ACTIVITY:
Every line of the entries with the word "this" in it should be shown.

[[ DATASET ENTRIES open ]]

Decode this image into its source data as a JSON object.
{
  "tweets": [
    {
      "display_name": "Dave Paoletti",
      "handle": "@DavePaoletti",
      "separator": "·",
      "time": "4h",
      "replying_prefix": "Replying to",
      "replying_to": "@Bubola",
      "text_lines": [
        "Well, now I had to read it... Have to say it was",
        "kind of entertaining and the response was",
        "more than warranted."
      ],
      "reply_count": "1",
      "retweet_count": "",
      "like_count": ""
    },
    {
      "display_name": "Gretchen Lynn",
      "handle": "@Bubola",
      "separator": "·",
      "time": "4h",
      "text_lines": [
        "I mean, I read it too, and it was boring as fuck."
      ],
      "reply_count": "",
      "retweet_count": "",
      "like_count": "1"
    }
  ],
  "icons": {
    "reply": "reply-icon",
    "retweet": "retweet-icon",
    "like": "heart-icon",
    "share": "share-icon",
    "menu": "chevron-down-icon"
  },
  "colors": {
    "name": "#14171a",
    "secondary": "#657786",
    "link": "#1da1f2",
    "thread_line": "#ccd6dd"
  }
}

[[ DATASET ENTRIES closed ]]
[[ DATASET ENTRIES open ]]

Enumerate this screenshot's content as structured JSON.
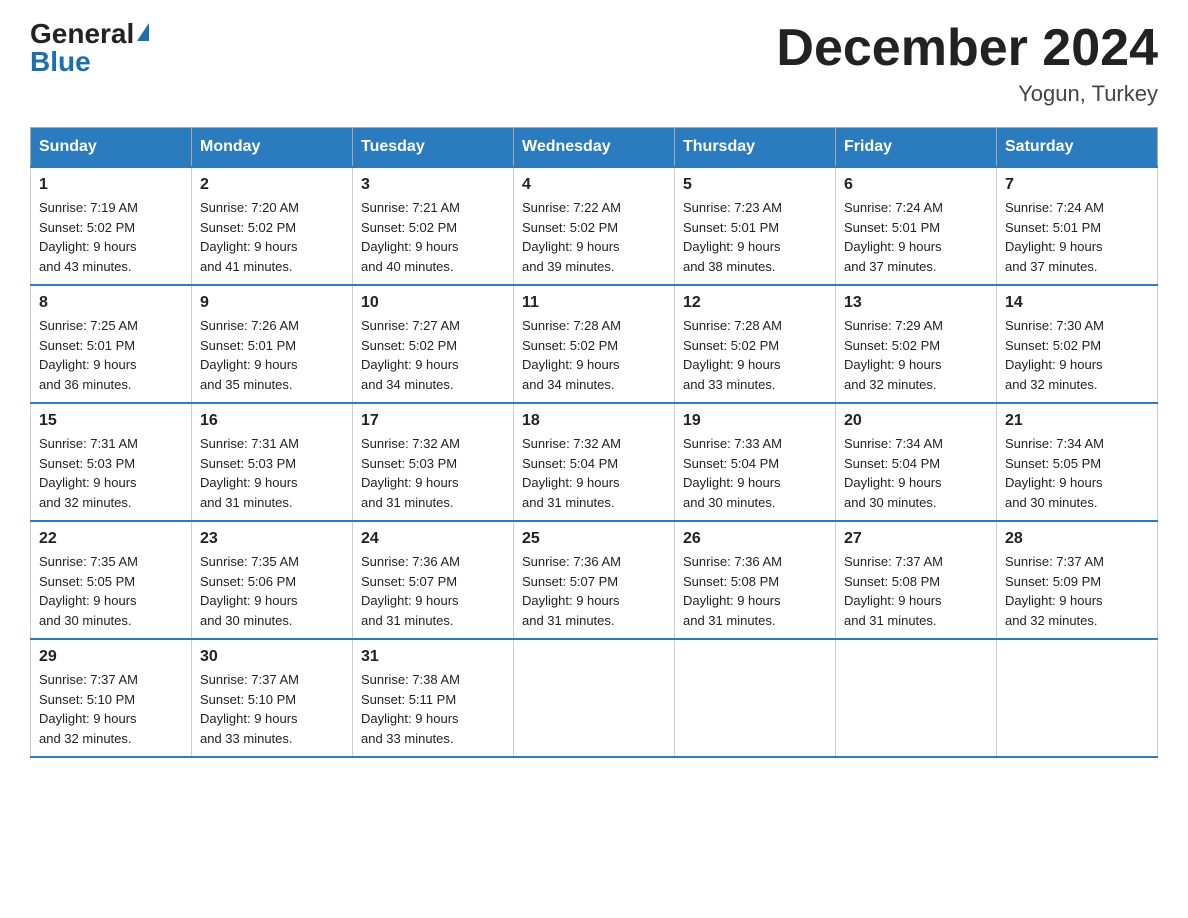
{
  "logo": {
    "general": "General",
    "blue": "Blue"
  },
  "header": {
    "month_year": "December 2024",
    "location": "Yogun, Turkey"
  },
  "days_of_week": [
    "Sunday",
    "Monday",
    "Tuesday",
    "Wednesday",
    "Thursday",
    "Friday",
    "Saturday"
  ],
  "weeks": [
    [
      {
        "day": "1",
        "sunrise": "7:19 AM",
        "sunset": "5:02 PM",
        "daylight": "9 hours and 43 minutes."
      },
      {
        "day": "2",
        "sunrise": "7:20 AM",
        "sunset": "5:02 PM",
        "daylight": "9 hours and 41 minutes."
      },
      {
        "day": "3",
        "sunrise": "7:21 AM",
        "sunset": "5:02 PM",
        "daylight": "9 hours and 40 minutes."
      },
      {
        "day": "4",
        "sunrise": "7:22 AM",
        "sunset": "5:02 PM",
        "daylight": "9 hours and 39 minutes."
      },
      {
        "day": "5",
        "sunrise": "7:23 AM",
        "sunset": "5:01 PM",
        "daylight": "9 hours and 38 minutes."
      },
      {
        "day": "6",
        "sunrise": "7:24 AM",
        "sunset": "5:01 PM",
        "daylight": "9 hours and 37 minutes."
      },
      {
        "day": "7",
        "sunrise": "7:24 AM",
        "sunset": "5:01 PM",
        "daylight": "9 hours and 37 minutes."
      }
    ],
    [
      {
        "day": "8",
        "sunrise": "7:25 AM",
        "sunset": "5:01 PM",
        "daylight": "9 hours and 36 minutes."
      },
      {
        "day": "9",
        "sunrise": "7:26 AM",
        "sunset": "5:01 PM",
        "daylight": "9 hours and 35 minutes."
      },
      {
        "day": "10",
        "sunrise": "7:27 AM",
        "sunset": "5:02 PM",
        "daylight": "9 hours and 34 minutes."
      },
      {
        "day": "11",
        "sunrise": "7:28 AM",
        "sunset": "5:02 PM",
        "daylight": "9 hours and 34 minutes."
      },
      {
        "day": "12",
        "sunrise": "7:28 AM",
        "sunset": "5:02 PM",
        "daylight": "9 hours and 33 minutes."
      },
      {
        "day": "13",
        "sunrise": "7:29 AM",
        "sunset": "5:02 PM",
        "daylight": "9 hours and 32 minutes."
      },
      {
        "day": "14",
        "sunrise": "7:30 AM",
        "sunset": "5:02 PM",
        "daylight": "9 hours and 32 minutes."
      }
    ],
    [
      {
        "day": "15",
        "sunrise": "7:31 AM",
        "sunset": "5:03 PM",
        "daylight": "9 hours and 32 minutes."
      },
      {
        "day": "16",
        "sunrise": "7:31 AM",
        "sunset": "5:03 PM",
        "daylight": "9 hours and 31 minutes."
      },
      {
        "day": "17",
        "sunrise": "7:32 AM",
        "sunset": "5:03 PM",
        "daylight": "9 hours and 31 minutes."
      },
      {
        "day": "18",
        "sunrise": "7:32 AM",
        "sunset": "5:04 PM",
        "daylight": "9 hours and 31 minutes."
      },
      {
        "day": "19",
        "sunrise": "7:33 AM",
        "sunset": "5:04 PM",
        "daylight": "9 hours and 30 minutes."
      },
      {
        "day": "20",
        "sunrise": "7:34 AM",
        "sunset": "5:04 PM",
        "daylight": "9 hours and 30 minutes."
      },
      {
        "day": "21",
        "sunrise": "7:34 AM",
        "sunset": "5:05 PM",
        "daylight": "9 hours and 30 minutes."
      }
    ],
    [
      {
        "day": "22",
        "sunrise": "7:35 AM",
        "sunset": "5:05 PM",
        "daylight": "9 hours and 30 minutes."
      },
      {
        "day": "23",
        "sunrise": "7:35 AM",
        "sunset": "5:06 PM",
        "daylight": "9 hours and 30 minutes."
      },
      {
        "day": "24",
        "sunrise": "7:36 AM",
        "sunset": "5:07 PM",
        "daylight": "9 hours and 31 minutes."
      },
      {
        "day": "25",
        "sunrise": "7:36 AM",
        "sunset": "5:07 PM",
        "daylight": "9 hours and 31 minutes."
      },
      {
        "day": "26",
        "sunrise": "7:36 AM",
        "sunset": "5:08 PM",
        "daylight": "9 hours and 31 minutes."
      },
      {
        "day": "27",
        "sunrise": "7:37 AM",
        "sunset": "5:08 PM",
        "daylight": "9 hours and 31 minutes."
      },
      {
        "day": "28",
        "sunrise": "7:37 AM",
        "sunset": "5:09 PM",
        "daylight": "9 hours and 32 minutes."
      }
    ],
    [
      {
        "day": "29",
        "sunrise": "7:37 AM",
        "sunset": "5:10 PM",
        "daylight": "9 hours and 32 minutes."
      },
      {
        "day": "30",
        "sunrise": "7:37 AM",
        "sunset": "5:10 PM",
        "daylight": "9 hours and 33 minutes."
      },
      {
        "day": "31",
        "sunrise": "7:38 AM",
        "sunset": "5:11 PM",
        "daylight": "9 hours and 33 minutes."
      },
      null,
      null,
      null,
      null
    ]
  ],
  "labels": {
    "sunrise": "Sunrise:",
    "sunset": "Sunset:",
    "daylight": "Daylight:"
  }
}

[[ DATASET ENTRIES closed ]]

FINAL ANSWER:
Decode this image into its source data as a JSON object.
Enumerate this screenshot's content as structured JSON.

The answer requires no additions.